## EXERCISE INSTRUCTIONS
The answer must be a single number: how many lines in this listing hold the word "date".

## DATA SECTION
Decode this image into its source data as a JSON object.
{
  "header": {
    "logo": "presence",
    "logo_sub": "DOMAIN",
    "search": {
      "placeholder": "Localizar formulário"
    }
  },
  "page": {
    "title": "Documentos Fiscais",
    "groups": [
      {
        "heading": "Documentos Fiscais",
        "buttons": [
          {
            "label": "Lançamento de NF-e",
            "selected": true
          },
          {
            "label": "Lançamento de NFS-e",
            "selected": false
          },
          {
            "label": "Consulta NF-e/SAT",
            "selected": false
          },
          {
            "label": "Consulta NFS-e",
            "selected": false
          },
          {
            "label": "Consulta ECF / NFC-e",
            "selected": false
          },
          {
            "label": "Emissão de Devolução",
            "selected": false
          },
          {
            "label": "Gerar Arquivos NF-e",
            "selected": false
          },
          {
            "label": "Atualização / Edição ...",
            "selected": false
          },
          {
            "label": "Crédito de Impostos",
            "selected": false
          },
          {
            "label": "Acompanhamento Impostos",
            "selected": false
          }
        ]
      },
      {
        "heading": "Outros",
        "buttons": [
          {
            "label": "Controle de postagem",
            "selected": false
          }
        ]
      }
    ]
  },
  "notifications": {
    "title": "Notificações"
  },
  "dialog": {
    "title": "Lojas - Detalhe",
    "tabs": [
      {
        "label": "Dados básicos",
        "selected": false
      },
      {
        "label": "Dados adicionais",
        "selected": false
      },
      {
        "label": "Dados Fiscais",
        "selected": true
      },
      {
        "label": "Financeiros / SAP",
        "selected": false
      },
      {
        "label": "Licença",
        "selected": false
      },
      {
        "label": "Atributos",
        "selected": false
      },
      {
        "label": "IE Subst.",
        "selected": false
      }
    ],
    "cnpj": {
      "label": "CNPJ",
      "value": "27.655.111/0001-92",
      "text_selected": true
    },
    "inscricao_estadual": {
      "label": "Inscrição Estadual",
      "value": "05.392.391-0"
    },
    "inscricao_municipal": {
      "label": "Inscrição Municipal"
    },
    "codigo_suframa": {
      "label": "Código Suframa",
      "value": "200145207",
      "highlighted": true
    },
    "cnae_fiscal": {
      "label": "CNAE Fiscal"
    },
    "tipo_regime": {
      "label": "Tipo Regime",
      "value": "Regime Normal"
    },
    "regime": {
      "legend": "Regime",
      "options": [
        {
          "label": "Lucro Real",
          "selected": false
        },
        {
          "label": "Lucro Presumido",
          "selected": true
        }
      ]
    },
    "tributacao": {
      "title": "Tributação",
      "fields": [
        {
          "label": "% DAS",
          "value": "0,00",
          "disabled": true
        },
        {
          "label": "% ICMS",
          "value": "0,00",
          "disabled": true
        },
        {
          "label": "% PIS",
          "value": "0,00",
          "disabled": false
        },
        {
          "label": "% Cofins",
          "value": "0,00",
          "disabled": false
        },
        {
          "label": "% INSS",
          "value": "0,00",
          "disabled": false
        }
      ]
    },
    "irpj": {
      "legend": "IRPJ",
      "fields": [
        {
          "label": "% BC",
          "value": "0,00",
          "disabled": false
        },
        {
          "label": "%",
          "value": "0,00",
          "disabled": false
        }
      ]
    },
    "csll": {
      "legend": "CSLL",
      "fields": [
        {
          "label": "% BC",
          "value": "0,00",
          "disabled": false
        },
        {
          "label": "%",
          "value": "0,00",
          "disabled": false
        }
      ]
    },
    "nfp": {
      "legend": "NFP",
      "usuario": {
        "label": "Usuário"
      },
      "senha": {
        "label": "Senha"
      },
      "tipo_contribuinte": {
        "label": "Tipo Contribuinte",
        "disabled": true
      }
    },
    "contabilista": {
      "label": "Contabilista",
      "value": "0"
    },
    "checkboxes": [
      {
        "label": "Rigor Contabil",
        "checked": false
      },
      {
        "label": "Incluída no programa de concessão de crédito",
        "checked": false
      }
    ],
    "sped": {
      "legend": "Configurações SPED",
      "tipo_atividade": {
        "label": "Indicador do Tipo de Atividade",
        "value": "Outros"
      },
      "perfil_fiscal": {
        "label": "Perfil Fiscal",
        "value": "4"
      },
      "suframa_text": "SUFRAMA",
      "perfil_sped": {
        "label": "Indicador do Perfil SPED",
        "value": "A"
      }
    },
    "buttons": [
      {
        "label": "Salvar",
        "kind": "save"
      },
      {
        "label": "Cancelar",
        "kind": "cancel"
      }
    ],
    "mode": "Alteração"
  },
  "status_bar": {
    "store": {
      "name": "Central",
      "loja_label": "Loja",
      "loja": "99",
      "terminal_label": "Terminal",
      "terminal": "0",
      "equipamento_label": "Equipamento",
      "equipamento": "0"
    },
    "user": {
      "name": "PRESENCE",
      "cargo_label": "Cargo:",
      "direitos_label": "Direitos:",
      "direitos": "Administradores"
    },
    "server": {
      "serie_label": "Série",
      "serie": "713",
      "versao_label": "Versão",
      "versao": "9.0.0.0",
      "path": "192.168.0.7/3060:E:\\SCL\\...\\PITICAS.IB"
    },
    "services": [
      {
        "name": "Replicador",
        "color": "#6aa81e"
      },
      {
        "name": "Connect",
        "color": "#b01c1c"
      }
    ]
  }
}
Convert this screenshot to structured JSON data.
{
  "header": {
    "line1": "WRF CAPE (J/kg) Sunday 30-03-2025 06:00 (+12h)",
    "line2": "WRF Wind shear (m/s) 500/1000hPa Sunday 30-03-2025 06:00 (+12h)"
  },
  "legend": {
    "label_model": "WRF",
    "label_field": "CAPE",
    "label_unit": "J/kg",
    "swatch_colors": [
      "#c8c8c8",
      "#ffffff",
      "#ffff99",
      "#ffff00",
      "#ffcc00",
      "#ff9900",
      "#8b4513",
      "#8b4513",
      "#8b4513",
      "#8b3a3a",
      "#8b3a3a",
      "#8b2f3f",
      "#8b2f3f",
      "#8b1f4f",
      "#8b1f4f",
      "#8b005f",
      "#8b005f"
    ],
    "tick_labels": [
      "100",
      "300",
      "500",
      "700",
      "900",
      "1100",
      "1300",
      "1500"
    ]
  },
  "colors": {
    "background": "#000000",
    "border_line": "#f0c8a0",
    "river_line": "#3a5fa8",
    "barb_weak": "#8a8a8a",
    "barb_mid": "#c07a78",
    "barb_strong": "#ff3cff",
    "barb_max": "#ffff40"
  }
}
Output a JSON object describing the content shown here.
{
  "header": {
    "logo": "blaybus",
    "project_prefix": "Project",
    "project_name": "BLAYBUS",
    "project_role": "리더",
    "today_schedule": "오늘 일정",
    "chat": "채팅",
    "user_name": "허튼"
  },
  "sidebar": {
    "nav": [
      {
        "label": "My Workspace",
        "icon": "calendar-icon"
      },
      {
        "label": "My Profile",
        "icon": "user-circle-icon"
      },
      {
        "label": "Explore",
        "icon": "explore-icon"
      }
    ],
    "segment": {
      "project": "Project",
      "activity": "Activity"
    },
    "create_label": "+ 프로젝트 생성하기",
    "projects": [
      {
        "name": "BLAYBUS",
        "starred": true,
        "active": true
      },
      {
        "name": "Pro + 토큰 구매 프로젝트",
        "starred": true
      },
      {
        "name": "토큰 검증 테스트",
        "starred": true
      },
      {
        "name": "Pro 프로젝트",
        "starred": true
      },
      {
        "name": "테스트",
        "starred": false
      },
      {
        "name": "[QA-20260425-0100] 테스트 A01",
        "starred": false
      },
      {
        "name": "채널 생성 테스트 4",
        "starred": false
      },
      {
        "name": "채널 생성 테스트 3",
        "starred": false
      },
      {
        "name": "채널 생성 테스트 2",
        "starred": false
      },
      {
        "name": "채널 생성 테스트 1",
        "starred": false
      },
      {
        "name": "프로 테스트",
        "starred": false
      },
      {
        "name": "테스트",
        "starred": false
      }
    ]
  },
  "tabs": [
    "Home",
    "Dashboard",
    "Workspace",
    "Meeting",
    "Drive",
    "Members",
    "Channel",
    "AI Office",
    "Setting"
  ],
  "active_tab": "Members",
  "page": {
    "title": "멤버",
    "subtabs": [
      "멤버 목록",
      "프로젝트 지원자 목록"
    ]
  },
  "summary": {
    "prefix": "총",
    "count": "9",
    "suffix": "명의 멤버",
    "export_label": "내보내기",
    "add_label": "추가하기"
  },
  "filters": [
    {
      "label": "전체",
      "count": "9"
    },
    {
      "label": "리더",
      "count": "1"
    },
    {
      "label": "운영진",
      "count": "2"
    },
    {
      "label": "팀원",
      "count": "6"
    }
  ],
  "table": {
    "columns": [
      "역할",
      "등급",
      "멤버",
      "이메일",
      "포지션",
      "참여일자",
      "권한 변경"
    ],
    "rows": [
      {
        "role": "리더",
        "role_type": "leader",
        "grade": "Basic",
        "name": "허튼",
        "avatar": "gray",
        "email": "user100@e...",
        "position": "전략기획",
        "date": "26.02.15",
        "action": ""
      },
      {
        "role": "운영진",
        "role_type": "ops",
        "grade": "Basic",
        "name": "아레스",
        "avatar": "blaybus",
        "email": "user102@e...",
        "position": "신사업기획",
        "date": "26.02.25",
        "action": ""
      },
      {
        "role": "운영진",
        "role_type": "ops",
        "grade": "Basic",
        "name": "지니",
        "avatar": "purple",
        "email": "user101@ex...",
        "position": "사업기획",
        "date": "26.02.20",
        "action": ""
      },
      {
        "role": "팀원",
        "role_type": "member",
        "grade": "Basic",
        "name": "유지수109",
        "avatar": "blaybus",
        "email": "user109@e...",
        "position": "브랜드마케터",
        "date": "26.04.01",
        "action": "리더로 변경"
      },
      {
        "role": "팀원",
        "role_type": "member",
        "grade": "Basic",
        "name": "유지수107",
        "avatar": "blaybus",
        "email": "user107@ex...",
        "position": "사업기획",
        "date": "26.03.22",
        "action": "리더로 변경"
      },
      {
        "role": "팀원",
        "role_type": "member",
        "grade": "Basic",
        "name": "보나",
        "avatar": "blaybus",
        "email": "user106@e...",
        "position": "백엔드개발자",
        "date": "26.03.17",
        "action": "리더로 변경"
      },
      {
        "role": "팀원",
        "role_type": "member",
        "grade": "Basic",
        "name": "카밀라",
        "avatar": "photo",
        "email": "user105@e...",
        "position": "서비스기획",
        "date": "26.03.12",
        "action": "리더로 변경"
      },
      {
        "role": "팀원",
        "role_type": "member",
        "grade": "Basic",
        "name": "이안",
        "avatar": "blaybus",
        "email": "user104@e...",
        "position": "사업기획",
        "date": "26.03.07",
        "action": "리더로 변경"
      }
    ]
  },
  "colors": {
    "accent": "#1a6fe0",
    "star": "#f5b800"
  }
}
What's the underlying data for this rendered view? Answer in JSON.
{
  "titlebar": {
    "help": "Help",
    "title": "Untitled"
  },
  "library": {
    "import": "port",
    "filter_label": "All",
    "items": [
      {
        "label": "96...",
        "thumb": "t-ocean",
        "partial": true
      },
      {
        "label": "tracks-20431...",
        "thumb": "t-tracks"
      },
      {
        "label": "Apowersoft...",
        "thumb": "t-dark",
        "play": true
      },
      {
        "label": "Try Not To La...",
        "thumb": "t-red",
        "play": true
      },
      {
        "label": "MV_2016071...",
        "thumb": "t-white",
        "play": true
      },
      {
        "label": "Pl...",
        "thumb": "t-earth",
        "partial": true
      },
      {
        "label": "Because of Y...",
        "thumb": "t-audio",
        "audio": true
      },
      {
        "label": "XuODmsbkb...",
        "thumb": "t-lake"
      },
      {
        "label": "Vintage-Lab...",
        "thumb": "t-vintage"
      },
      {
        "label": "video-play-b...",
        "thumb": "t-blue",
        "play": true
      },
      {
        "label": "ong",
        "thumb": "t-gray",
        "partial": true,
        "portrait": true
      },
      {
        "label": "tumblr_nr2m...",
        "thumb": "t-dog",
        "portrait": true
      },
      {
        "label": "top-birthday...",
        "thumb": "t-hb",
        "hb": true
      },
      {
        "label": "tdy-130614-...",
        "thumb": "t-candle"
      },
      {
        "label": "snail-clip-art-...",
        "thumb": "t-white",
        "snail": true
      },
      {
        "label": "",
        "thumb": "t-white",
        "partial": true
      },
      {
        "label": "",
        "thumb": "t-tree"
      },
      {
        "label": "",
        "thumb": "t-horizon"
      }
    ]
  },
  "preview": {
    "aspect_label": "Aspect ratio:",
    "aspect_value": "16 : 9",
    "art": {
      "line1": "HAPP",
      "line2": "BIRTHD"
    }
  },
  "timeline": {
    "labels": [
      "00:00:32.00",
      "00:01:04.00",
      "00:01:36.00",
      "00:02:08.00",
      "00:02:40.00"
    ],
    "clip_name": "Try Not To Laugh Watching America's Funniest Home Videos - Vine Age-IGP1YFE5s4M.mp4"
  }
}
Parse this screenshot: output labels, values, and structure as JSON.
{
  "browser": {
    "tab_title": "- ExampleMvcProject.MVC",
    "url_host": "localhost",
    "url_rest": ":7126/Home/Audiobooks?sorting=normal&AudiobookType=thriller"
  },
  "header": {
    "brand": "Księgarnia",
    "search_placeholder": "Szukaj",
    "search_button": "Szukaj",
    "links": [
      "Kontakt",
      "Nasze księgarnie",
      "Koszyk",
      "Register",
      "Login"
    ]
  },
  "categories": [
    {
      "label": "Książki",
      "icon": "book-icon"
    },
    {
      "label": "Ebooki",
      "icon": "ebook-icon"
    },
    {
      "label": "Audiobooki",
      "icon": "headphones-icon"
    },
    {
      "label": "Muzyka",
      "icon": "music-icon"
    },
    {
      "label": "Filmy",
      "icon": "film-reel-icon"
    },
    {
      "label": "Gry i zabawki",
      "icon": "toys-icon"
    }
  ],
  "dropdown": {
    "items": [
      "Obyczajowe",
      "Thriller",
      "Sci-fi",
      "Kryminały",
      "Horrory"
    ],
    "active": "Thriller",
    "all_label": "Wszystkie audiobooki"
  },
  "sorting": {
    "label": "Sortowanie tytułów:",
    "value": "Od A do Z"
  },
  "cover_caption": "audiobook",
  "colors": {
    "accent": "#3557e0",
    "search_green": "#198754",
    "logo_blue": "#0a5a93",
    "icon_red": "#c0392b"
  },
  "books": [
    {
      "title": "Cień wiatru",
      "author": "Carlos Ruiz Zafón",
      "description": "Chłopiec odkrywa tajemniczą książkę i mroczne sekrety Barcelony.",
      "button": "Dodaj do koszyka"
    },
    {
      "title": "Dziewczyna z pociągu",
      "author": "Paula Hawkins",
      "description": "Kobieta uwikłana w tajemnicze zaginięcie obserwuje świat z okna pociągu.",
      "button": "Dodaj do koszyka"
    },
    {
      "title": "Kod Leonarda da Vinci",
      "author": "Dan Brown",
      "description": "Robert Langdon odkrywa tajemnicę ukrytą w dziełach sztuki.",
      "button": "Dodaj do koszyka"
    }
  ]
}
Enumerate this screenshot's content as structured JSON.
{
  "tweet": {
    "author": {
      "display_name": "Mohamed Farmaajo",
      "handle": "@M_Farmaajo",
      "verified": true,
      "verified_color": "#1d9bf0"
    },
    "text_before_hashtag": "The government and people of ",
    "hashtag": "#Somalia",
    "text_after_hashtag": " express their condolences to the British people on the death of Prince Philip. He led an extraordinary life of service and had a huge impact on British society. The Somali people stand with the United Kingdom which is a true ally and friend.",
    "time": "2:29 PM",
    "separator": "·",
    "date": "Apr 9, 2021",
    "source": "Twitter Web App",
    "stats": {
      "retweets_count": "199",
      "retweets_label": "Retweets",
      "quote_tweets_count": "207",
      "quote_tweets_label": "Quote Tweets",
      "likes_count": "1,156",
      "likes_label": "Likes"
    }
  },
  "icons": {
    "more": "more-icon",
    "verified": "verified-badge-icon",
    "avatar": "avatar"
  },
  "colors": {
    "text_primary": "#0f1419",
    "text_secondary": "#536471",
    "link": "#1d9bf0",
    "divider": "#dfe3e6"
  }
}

## SOLUTION TO THE PROBLEM
9